I was a crew member on E-3s and had to get an extension cord to plug in my pump from a crew chief before we flew, and then I had to pump in the galley with a blanket over me while everyone hung around getting coffee and food all the time hearing the pump and knowing what I was doing under the blanket!!!! That sucked, crew dogs are not nice when it comes to comments, but you just have to crew dog up and tell them to keep their comments to themselves. Staff Sgt., USAF
I’m a C-17 pilot and I breastfed my first for over two years. My second son is seven months old and we’re still going strong. We have a crew rest area that has two bunks and two seats and a fridge in the galley. It’s located right behind the cockpit, which is up the stairs from the rest of the plane. I pumped in the seat in the crew rest area while the copilot flew and talked on the radios. I only did this while at cruise if there wasn’t an extra pilot to jump in the seat for me. I’m quite lucky to be in an airplane where I can get up and pump when I need to. Major, USAF
I’m a SH-60 pilot and when I know we’re going on a SAR mission and I have a few minutes to prepare for the flight, I’ll run to the restroom and pump to empty my breasts beforehand. I also always take my pump with me and try to express whenever we get a break—usually during lunch or when we’re fueling the helicopter. Lt., USN
Some other minor items of interest to breastfeeding mothers who fly are the effects of altitude decompression sickness (ADCS), dehydration, and the gear that is required to be worn when flying. Altitude decompression sickness can occur in pilots and aircrew who fly above 18,000 feet, particularly in unpressurized cabins. It is similar to the decompression sickness that occurs in divers (the ‘Bends’) in that nitrogen is released into the bloodstream causing joint pain, and in worst-case scenarios, neurological and lung involvement resulting in death. Military aircraft and flight crew breathe oxygen at altitude, which is effective in combating ADCS. However, it can still occur. Breastfeeding mothers do not need to worry about the nitrogen released into the bloodstream, as it will not pass into the milk or the baby (Federal Aviation Administration, 2010; Divers Alert Network, 2010).

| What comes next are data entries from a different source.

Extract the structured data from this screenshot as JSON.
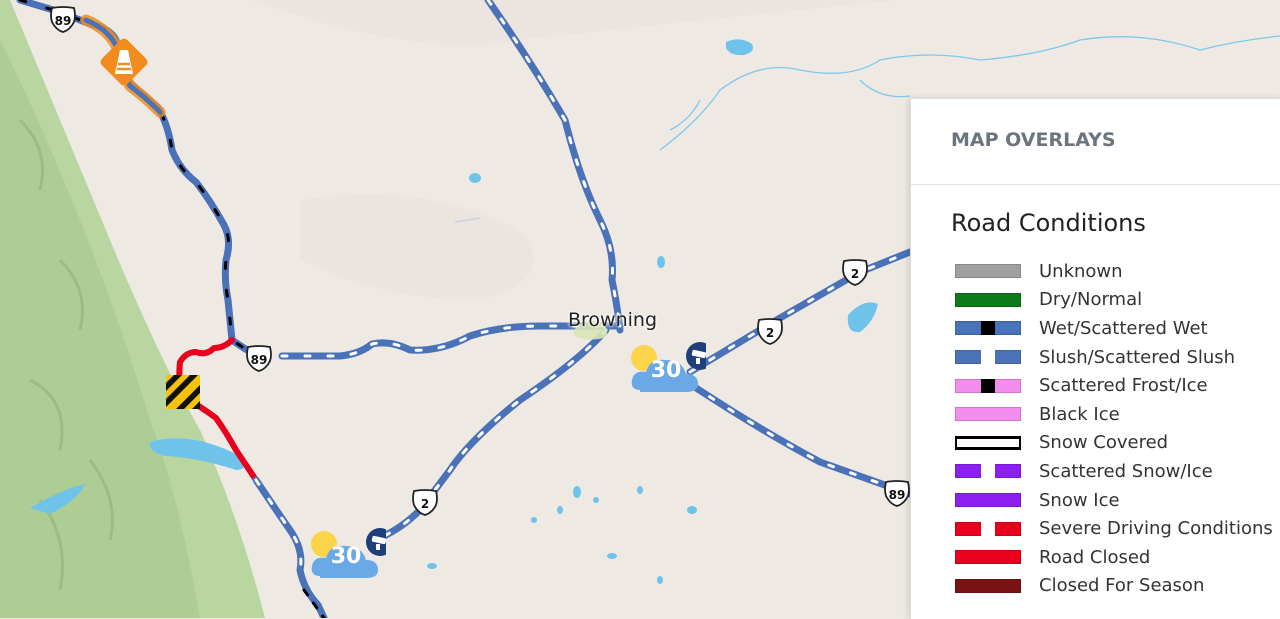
{
  "map": {
    "town_label": "Browning",
    "highway_shields": [
      {
        "id": "us-89-nw",
        "number": "89",
        "type": "us"
      },
      {
        "id": "us-89-w",
        "number": "89",
        "type": "us"
      },
      {
        "id": "us-89-e",
        "number": "89",
        "type": "us"
      },
      {
        "id": "us-2-ne",
        "number": "2",
        "type": "us"
      },
      {
        "id": "us-2-e",
        "number": "2",
        "type": "us"
      },
      {
        "id": "us-2-sw",
        "number": "2",
        "type": "us"
      }
    ],
    "weather_markers": [
      {
        "id": "weather-browning",
        "temperature": "30",
        "condition": "partly-cloudy",
        "camera_icon": "camera-icon"
      },
      {
        "id": "weather-southwest",
        "temperature": "30",
        "condition": "partly-cloudy",
        "camera_icon": "camera-icon"
      }
    ],
    "incident_icons": [
      "construction-cone-icon",
      "road-closed-barrier-icon"
    ],
    "colors": {
      "road_wet_blue": "#4a72b8",
      "road_closed_red": "#e8001c",
      "construction_orange": "#f28c1e",
      "park_green": "#b9d6a0",
      "water": "#6fc3ea",
      "weather_cloud": "#6aa9e6",
      "camera_badge": "#1f3f7a"
    }
  },
  "panel": {
    "title": "MAP OVERLAYS",
    "section_title": "Road Conditions",
    "legend": [
      {
        "label": "Unknown",
        "color": "#a0a0a0",
        "center": null,
        "style": "solid"
      },
      {
        "label": "Dry/Normal",
        "color": "#0f7a1a",
        "center": null,
        "style": "solid"
      },
      {
        "label": "Wet/Scattered Wet",
        "color": "#4a72b8",
        "center": "#000000",
        "style": "center"
      },
      {
        "label": "Slush/Scattered Slush",
        "color": "#4a72b8",
        "center": "#ffffff",
        "style": "center"
      },
      {
        "label": "Scattered Frost/Ice",
        "color": "#f58df0",
        "center": "#000000",
        "style": "center"
      },
      {
        "label": "Black Ice",
        "color": "#f58df0",
        "center": null,
        "style": "solid"
      },
      {
        "label": "Snow Covered",
        "color": "#ffffff",
        "center": "#000000",
        "style": "snow"
      },
      {
        "label": "Scattered Snow/Ice",
        "color": "#8a1ff0",
        "center": "#ffffff",
        "style": "center"
      },
      {
        "label": "Snow Ice",
        "color": "#8a1ff0",
        "center": null,
        "style": "solid"
      },
      {
        "label": "Severe Driving Conditions",
        "color": "#e8001c",
        "center": "#ffffff",
        "style": "center"
      },
      {
        "label": "Road Closed",
        "color": "#e8001c",
        "center": null,
        "style": "solid"
      },
      {
        "label": "Closed For Season",
        "color": "#7a1414",
        "center": null,
        "style": "solid"
      }
    ]
  }
}
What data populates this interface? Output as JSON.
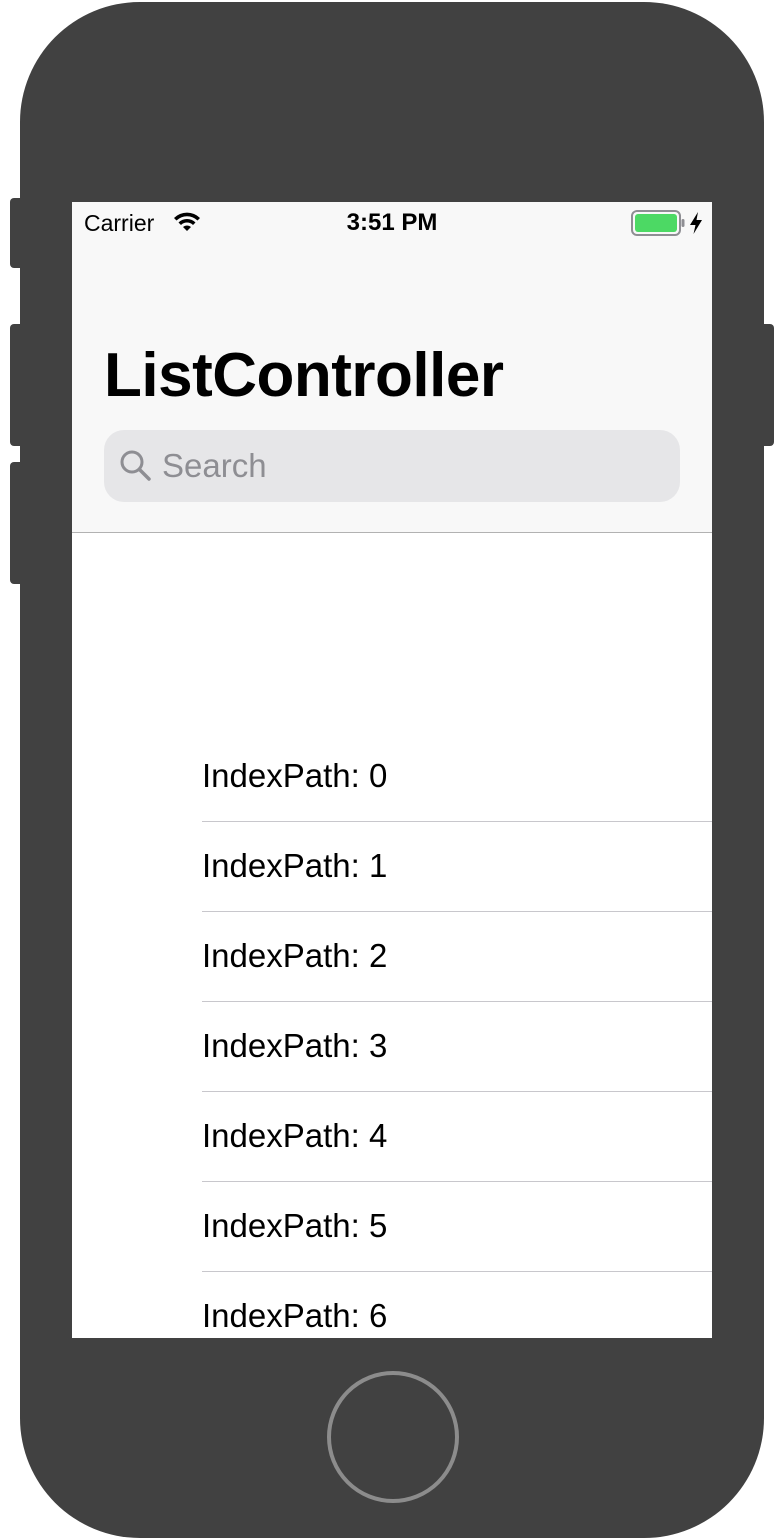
{
  "status_bar": {
    "carrier": "Carrier",
    "time": "3:51 PM",
    "icons": [
      "wifi-icon",
      "battery-icon",
      "charging-bolt-icon"
    ],
    "battery_color": "#4cd964"
  },
  "navbar": {
    "title": "ListController",
    "search": {
      "placeholder": "Search",
      "value": ""
    }
  },
  "list": {
    "items": [
      {
        "label": "IndexPath: 0"
      },
      {
        "label": "IndexPath: 1"
      },
      {
        "label": "IndexPath: 2"
      },
      {
        "label": "IndexPath: 3"
      },
      {
        "label": "IndexPath: 4"
      },
      {
        "label": "IndexPath: 5"
      },
      {
        "label": "IndexPath: 6"
      }
    ]
  },
  "colors": {
    "device_body": "#414141",
    "navbar_bg": "#f8f8f8",
    "search_bg": "#e6e6e8",
    "placeholder": "#8e8e93"
  }
}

Female aircrew need to be mindful of dehydration and the possible effect on milk supply. With flights that can last anywhere from 30 minutes to 8-10 hours, depending on the platform, it is imperative that hydration is maintained. While a breastfeeding mother doesn’t need to take in great quantities of water to maintain a good milk supply, not drinking enough liquids can have a deleterious effect on your milk supply. Couple that with infrequent pumping, and you have a recipe for lowered milk output. Dehydration can be a factor when flying for a number of reasons, you may not be able to take in fluids due to the constraints of flying, or you might choose not to drink due to the lack of suitable (or any) relief tubes or restrooms onboard. It is important, as a breastfeeding mother, that you maintain adequate hydration while flying (even if it means wearing a piddle-pak or diaper) so that you can continue to provide your milk to your baby.
Finally, it is wise to keep in mind that all the flight gear you must wear when flying is heavy and a lot of it rests right over your breasts. Some women, not all, are susceptible to plugged ducts from pressure on or near the breasts and armpits (breast tissue extends up into your armpit area). If you find that you are suffering from repeated bouts of plugged ducts, take a good look at how your flight gear fits and where the various straps and buckles are resting. You might find that a simple adjustment is enough to take the pressure off your breast tissue. Breastfeeding and flying are compatible; it just takes a bit of creativity and dedication.